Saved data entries
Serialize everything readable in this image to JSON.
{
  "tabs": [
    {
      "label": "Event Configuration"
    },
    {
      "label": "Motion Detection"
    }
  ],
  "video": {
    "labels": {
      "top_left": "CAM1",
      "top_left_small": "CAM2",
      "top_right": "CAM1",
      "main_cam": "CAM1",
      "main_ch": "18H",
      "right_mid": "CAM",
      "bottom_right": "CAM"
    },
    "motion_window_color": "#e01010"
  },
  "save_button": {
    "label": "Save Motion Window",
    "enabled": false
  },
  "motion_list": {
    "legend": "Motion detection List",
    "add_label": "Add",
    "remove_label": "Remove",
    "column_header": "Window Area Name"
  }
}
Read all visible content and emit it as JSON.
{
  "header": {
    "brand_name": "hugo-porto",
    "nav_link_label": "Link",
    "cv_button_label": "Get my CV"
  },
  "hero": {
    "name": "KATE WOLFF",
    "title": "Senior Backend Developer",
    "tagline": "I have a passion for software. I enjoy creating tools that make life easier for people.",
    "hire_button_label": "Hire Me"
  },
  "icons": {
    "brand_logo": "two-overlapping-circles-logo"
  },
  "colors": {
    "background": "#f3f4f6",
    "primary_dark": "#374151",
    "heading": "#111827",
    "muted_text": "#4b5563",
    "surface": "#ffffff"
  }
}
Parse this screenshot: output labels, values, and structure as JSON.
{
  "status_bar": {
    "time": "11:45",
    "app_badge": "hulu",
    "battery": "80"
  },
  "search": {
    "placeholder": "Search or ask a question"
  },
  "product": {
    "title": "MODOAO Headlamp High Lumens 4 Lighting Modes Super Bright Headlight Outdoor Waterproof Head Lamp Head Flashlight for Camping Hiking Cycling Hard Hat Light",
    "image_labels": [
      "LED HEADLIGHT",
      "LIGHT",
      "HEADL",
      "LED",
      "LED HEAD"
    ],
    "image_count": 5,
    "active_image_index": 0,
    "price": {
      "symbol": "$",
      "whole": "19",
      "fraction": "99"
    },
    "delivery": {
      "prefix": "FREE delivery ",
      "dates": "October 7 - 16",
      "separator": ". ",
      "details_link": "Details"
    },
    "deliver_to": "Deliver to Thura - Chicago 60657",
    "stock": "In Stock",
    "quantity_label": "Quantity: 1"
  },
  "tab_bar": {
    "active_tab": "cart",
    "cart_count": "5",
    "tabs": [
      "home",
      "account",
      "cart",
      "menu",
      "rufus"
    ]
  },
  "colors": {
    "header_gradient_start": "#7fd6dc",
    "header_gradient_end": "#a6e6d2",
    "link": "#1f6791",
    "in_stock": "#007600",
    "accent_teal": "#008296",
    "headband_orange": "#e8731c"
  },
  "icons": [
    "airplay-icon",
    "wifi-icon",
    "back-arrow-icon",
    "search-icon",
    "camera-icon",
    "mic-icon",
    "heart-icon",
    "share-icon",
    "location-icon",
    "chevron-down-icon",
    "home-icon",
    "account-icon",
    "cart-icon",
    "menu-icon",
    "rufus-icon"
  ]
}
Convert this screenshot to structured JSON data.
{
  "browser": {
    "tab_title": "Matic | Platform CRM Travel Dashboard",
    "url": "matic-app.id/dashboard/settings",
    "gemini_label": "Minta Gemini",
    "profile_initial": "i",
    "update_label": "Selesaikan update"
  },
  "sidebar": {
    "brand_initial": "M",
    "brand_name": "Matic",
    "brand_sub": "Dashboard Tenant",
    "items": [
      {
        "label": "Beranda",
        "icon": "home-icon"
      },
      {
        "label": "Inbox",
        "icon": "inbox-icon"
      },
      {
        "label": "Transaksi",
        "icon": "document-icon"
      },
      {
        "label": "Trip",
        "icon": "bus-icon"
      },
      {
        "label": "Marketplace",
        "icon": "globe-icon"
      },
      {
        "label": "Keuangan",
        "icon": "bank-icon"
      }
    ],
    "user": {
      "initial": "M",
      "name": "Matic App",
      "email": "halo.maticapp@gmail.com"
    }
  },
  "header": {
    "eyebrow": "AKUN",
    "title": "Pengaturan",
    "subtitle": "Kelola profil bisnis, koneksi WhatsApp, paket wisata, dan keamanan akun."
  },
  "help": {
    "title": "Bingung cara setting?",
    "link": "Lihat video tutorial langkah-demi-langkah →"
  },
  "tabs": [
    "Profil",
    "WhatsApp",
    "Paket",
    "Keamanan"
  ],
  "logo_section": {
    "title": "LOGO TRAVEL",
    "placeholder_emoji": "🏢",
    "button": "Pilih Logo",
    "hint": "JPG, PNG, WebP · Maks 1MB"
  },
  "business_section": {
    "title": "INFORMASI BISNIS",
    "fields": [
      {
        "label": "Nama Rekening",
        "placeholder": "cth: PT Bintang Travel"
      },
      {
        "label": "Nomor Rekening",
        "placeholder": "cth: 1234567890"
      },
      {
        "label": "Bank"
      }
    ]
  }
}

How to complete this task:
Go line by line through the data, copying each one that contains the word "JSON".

Output:
Serialize everything readable in this image to JSON.
Read all visible content and emit it as JSON.
Parse this screenshot: output labels, values, and structure as JSON.
Convert this screenshot to structured JSON data.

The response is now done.